I also like how the transition from present to past is achieved as she “orbit[s] the past, a seething mass of nuclear energy” and offers us vivid images of her childhood through the use of very active verbsswimming…splashing…eating“. There’s a lovely music in the internal half-rhymes of  “so / don’t, past / mass, gingerbread men / then, eclipse / crisp” and the focus on food captures the innocent joy of being a kid:  she remembers “Easter chocolate nests, plum puddings at Christmas, gingerbread men and now and then éclairs oozing cream down greedy fingers“. The way the layout of the poem mimics the action being described also made me smile, as the cream – and the poem – flows down the page.

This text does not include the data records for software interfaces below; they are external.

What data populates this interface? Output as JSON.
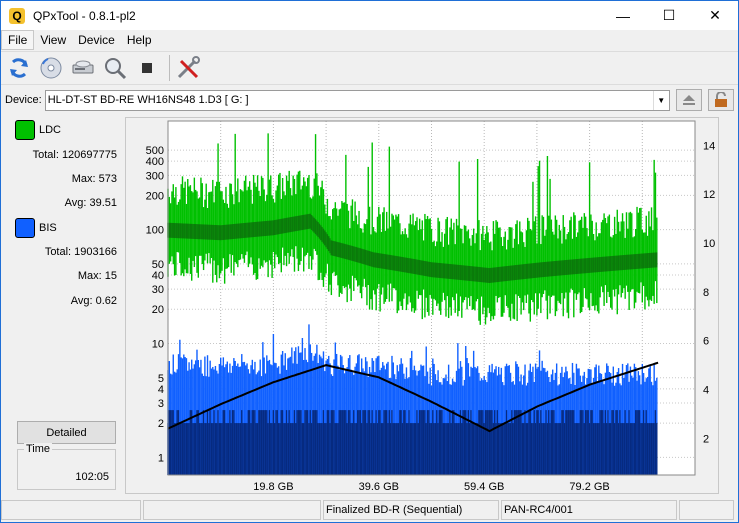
{
  "window": {
    "title": "QPxTool - 0.8.1-pl2",
    "app_icon_letter": "Q",
    "controls": {
      "minimize": "—",
      "maximize": "☐",
      "close": "✕"
    }
  },
  "menu": [
    "File",
    "View",
    "Device",
    "Help"
  ],
  "toolbar": {
    "icons": [
      "refresh-icon",
      "disc-scan-icon",
      "drive-icon",
      "magnifier-icon",
      "stop-icon",
      "tools-icon"
    ]
  },
  "device": {
    "label": "Device:",
    "selected": "HL-DT-ST BD-RE  WH16NS48  1.D3 [ G: ]"
  },
  "stats": {
    "ldc": {
      "label": "LDC",
      "color": "#00c000",
      "total_label": "Total:",
      "total": "120697775",
      "max_label": "Max:",
      "max": "573",
      "avg_label": "Avg:",
      "avg": "39.51"
    },
    "bis": {
      "label": "BIS",
      "color": "#1060ff",
      "total_label": "Total:",
      "total": "1903166",
      "max_label": "Max:",
      "max": "15",
      "avg_label": "Avg:",
      "avg": "0.62"
    }
  },
  "detailed_button": "Detailed",
  "time": {
    "label": "Time",
    "value": "102:05"
  },
  "chart_data": {
    "type": "area",
    "x_unit": "GB",
    "x_ticks": [
      "19.8 GB",
      "39.6 GB",
      "59.4 GB",
      "79.2 GB"
    ],
    "left_axis_ticks": [
      "500",
      "400",
      "300",
      "200",
      "100",
      "50",
      "40",
      "30",
      "20",
      "10",
      "5",
      "4",
      "3",
      "2",
      "1"
    ],
    "right_axis_ticks": [
      "14",
      "12",
      "10",
      "8",
      "6",
      "4",
      "2"
    ],
    "left_axis_scale": "log",
    "grid": true,
    "series": [
      {
        "name": "LDC",
        "color": "#00c000",
        "x": [
          0,
          10,
          20,
          27,
          31,
          39,
          50,
          61,
          71,
          82,
          93
        ],
        "values": [
          100,
          95,
          105,
          120,
          70,
          55,
          45,
          40,
          45,
          50,
          55
        ]
      },
      {
        "name": "BIS",
        "color": "#1060ff",
        "x": [
          0,
          10,
          20,
          27,
          31,
          39,
          50,
          61,
          71,
          82,
          93
        ],
        "values": [
          6,
          6,
          6,
          8,
          6,
          6,
          5,
          5,
          5,
          5,
          5
        ]
      },
      {
        "color": "#000000",
        "x": [
          0,
          10,
          20,
          30,
          40,
          50,
          61,
          70,
          80,
          93
        ],
        "values": [
          2.4,
          3.4,
          4.3,
          5.0,
          4.5,
          3.5,
          2.3,
          3.3,
          4.2,
          5.1
        ]
      }
    ]
  },
  "status": [
    "",
    "",
    "Finalized BD-R (Sequential)",
    "PAN-RC4/001",
    ""
  ]
}
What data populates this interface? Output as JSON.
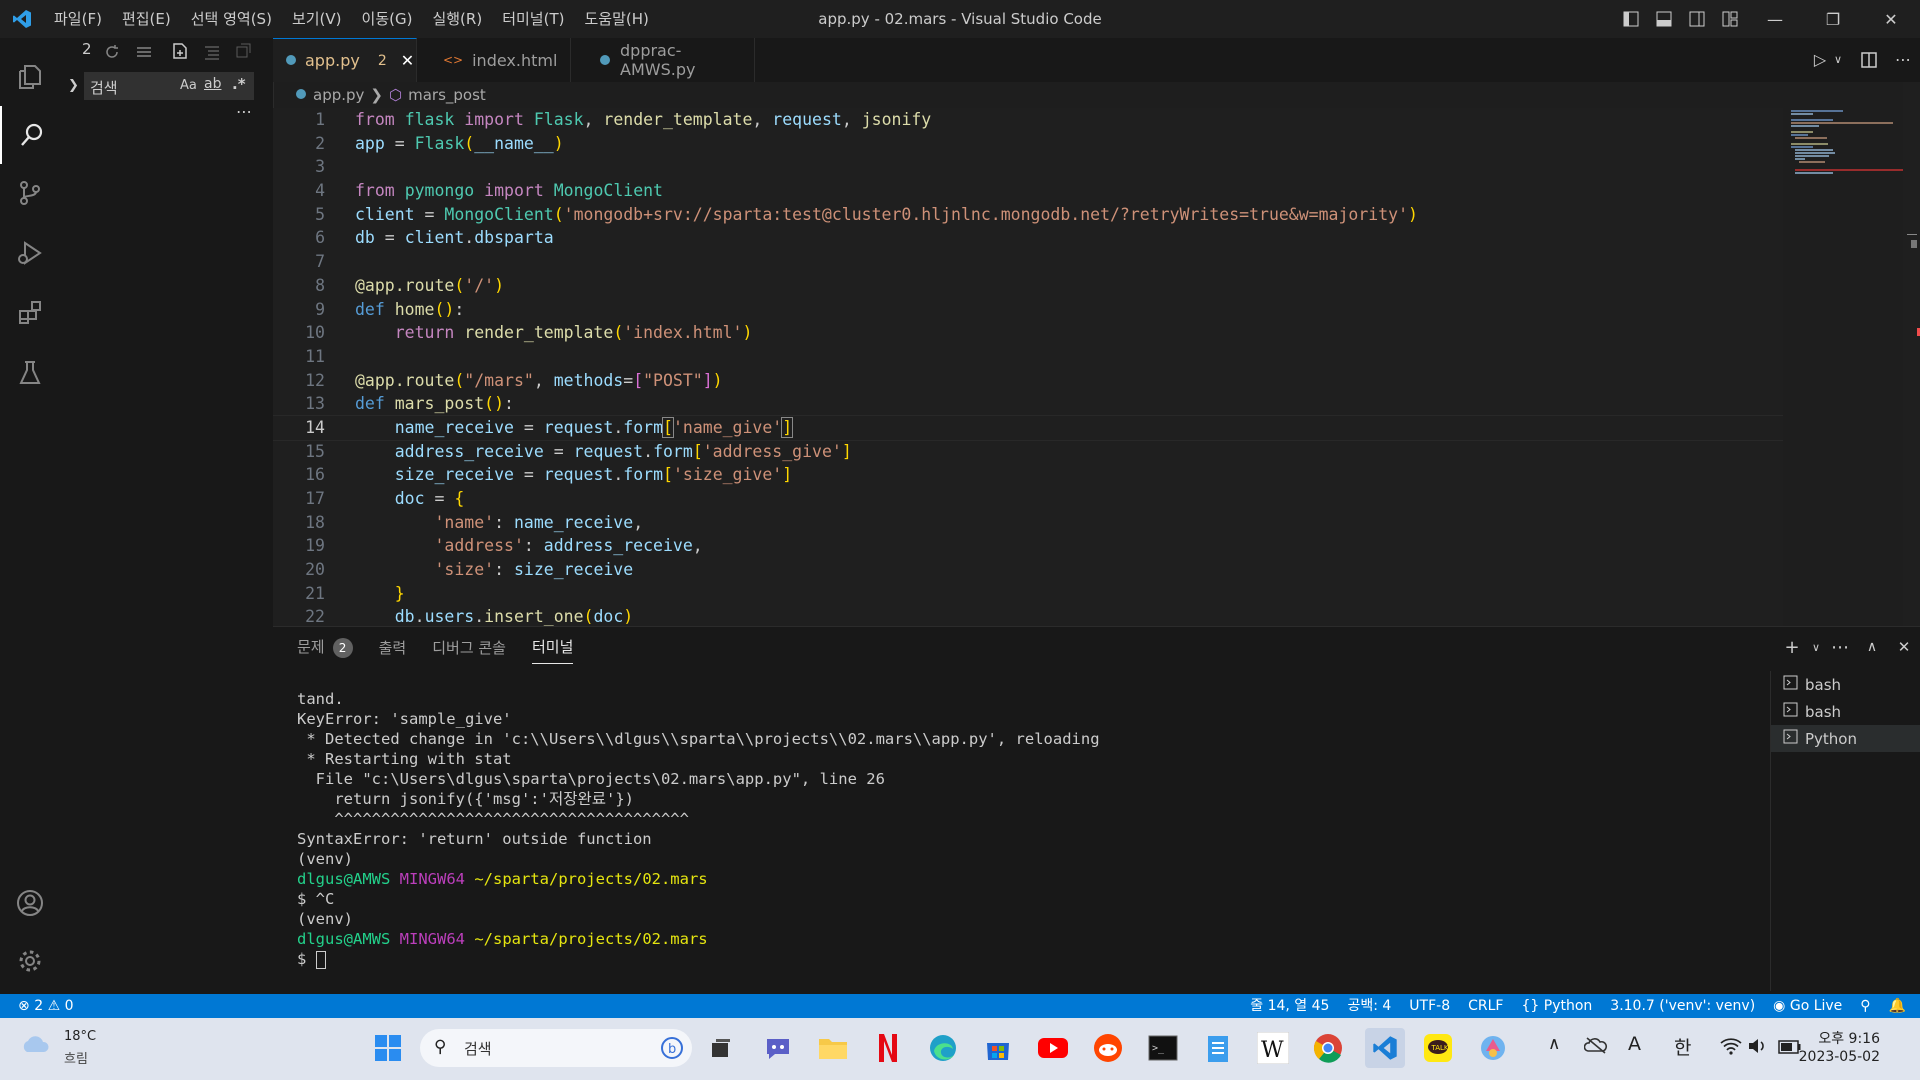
{
  "menu": [
    "파일(F)",
    "편집(E)",
    "선택 영역(S)",
    "보기(V)",
    "이동(G)",
    "실행(R)",
    "터미널(T)",
    "도움말(H)"
  ],
  "window_title": "app.py - 02.mars - Visual Studio Code",
  "sidebar": {
    "search_placeholder": "검색",
    "case": "Aa",
    "word": "ab",
    "regex": ".*",
    "more": "⋯"
  },
  "tabs": [
    {
      "label": "app.py",
      "problems": "2"
    },
    {
      "label": "index.html"
    },
    {
      "label": "dpprac-AMWS.py"
    }
  ],
  "breadcrumb": {
    "file": "app.py",
    "symbol": "mars_post"
  },
  "panel_tabs": {
    "problems": "문제",
    "problems_count": "2",
    "output": "출력",
    "debug": "디버그 콘솔",
    "terminal": "터미널"
  },
  "terminal_list": [
    "bash",
    "bash",
    "Python"
  ],
  "terminal_lines": [
    {
      "text": "tand."
    },
    {
      "text": "KeyError: 'sample_give'"
    },
    {
      "text": " * Detected change in 'c:\\\\Users\\\\dlgus\\\\sparta\\\\projects\\\\02.mars\\\\app.py', reloading"
    },
    {
      "text": " * Restarting with stat"
    },
    {
      "text": "  File \"c:\\Users\\dlgus\\sparta\\projects\\02.mars\\app.py\", line 26"
    },
    {
      "text": "    return jsonify({'msg':'저장완료'})"
    },
    {
      "text": "    ^^^^^^^^^^^^^^^^^^^^^^^^^^^^^^^^^^^^^^"
    },
    {
      "text": "SyntaxError: 'return' outside function"
    },
    {
      "text": "(venv)"
    },
    {
      "user": "dlgus@AMWS",
      "sys": "MINGW64",
      "path": "~/sparta/projects/02.mars"
    },
    {
      "text": "$ ^C"
    },
    {
      "text": "(venv)"
    },
    {
      "user": "dlgus@AMWS",
      "sys": "MINGW64",
      "path": "~/sparta/projects/02.mars"
    },
    {
      "text": "$ "
    }
  ],
  "status": {
    "errors": "2",
    "warnings": "0",
    "position": "줄 14, 열 45",
    "spaces": "공백: 4",
    "encoding": "UTF-8",
    "eol": "CRLF",
    "language": "Python",
    "interpreter": "3.10.7 ('venv': venv)",
    "golive": "Go Live"
  },
  "taskbar": {
    "temp": "18°C",
    "weather": "흐림",
    "search": "검색",
    "time": "오후 9:16",
    "date": "2023-05-02",
    "ime_a": "A",
    "ime_han": "한"
  }
}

For me this flashback sequence is the strongest section of the poem.

However, there are times when the rhymes don’t really work – “sea / library” seems a bit forced, and the poem borders on cliché on occasion, particularly when she observes “doubtless we could search to the ends of the earth for something you would not do for us“. Furthermore, for me the final line seems hopelessly naivethe sun keeps shining and never will die” although this could perhaps be testimony to the poet’s firm belief that she simply could not survive without her mother, who “never burn[s] out” and “never burn[s] up“.

Nonetheless, I do like how the poem captures the universal truth that it’s hard to really get to know your parents (“once I saw a solar eclipse…but it was over all too quickly and my vision blurred”) particularly if you grow up in a big family where there are “so many… always wanting, needing, asking, pleading, bleeding dry your store of selfless love“. The poem captures ‘big truths’ but perhaps not in a very original way.

Sample unseen poem


Evelyn O’Connor

Mother says “don’t look at the sun, it will blind you

so I don’t look at her.

I orbit the past, a seething mass of nuclear energy.


Sunspots float before my mind:

swimming in the pool, splashing in the sea, going to the library

eating Easter chocolate nests, plum puddings at Christmas,

gingerbread men and

now and then éclairs







Once I saw a solar eclipse

your edges suddenly clear and crisp,

burning strength into our bones.

But it was over all to quickly

and my vision blurred.


Then I confess I found you lost

convinced we had gobbled you up

so many of us always wanting, needing,

asking, pleading, bleeding dry your store of selfless love.


Yet you never burn out, you never burn up.


Doubtless we could search to the ends of the earth

for something you would not do for us

but why waste time?


The sun keeps shining and never will die.